* [Brief]:
Give back the full material exactly. Omit no line.

● ● ● ● ● ● ●

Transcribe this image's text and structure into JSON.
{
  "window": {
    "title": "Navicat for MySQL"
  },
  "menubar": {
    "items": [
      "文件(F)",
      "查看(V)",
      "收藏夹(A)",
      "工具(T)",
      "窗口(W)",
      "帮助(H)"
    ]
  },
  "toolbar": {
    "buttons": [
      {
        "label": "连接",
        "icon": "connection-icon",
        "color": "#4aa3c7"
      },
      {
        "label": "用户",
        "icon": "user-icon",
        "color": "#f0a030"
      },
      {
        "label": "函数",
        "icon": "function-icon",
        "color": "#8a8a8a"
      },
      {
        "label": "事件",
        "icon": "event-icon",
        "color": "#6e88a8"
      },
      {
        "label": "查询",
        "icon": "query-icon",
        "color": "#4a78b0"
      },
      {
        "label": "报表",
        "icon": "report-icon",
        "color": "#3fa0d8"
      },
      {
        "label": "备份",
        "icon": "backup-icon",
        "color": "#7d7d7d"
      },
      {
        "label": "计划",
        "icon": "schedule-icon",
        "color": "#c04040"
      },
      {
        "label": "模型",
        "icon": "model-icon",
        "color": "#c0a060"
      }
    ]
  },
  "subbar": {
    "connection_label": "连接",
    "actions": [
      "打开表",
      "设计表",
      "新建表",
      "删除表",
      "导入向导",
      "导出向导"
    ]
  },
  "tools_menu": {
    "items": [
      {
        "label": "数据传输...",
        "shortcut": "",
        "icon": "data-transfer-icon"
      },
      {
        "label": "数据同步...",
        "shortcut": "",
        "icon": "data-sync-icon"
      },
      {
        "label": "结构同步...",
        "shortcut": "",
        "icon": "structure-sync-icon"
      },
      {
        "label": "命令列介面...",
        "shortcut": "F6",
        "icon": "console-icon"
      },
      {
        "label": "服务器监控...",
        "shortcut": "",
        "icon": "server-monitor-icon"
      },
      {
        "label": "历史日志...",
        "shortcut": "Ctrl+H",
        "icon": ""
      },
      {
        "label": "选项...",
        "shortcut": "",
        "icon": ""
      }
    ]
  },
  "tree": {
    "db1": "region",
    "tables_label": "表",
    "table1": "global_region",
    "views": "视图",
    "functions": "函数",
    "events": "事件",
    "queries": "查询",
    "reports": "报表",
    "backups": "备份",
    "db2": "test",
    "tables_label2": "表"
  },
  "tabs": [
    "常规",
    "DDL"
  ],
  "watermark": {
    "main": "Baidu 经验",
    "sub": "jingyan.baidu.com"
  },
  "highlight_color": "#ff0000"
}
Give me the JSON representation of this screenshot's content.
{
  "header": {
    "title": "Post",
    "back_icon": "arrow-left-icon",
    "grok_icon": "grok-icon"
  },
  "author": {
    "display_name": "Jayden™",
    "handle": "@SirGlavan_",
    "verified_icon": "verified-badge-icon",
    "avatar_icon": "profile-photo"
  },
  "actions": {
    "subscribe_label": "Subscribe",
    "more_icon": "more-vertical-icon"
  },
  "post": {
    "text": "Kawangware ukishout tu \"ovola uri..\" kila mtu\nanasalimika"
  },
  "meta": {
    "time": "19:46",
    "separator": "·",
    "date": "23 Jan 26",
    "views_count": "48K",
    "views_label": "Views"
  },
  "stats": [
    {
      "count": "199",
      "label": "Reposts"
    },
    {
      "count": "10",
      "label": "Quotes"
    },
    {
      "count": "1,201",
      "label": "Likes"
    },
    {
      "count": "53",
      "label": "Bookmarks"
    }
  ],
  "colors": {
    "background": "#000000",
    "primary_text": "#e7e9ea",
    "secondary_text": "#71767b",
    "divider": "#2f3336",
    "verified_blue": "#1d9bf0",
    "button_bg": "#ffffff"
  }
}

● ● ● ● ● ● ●

* [Exercise solution]:
Transcribe this image's text and structure into JSON.
{
  "window": {
    "title": "Navicat for MySQL"
  },
  "menubar": {
    "items": [
      "文件(F)",
      "查看(V)",
      "收藏夹(A)",
      "工具(T)",
      "窗口(W)",
      "帮助(H)"
    ]
  },
  "toolbar": {
    "buttons": [
      {
        "label": "连接",
        "icon": "connection-icon",
        "color": "#4aa3c7"
      },
      {
        "label": "用户",
        "icon": "user-icon",
        "color": "#f0a030"
      },
      {
        "label": "函数",
        "icon": "function-icon",
        "color": "#8a8a8a"
      },
      {
        "label": "事件",
        "icon": "event-icon",
        "color": "#6e88a8"
      },
      {
        "label": "查询",
        "icon": "query-icon",
        "color": "#4a78b0"
      },
      {
        "label": "报表",
        "icon": "report-icon",
        "color": "#3fa0d8"
      },
      {
        "label": "备份",
        "icon": "backup-icon",
        "color": "#7d7d7d"
      },
      {
        "label": "计划",
        "icon": "schedule-icon",
        "color": "#c04040"
      },
      {
        "label": "模型",
        "icon": "model-icon",
        "color": "#c0a060"
      }
    ]
  },
  "subbar": {
    "connection_label": "连接",
    "actions": [
      "打开表",
      "设计表",
      "新建表",
      "删除表",
      "导入向导",
      "导出向导"
    ]
  },
  "tools_menu": {
    "items": [
      {
        "label": "数据传输...",
        "shortcut": "",
        "icon": "data-transfer-icon"
      },
      {
        "label": "数据同步...",
        "shortcut": "",
        "icon": "data-sync-icon"
      },
      {
        "label": "结构同步...",
        "shortcut": "",
        "icon": "structure-sync-icon"
      },
      {
        "label": "命令列介面...",
        "shortcut": "F6",
        "icon": "console-icon"
      },
      {
        "label": "服务器监控...",
        "shortcut": "",
        "icon": "server-monitor-icon"
      },
      {
        "label": "历史日志...",
        "shortcut": "Ctrl+H",
        "icon": ""
      },
      {
        "label": "选项...",
        "shortcut": "",
        "icon": ""
      }
    ]
  },
  "tree": {
    "db1": "region",
    "tables_label": "表",
    "table1": "global_region",
    "views": "视图",
    "functions": "函数",
    "events": "事件",
    "queries": "查询",
    "reports": "报表",
    "backups": "备份",
    "db2": "test",
    "tables_label2": "表"
  },
  "tabs": [
    "常规",
    "DDL"
  ],
  "watermark": {
    "main": "Baidu 经验",
    "sub": "jingyan.baidu.com"
  },
  "highlight_color": "#ff0000"
}
Give me the JSON representation of this screenshot's content.
{
  "header": {
    "title": "Post",
    "back_icon": "arrow-left-icon",
    "grok_icon": "grok-icon"
  },
  "author": {
    "display_name": "Jayden™",
    "handle": "@SirGlavan_",
    "verified_icon": "verified-badge-icon",
    "avatar_icon": "profile-photo"
  },
  "actions": {
    "subscribe_label": "Subscribe",
    "more_icon": "more-vertical-icon"
  },
  "post": {
    "text": "Kawangware ukishout tu \"ovola uri..\" kila mtu\nanasalimika"
  },
  "meta": {
    "time": "19:46",
    "separator": "·",
    "date": "23 Jan 26",
    "views_count": "48K",
    "views_label": "Views"
  },
  "stats": [
    {
      "count": "199",
      "label": "Reposts"
    },
    {
      "count": "10",
      "label": "Quotes"
    },
    {
      "count": "1,201",
      "label": "Likes"
    },
    {
      "count": "53",
      "label": "Bookmarks"
    }
  ],
  "colors": {
    "background": "#000000",
    "primary_text": "#e7e9ea",
    "secondary_text": "#71767b",
    "divider": "#2f3336",
    "verified_blue": "#1d9bf0",
    "button_bg": "#ffffff"
  }
}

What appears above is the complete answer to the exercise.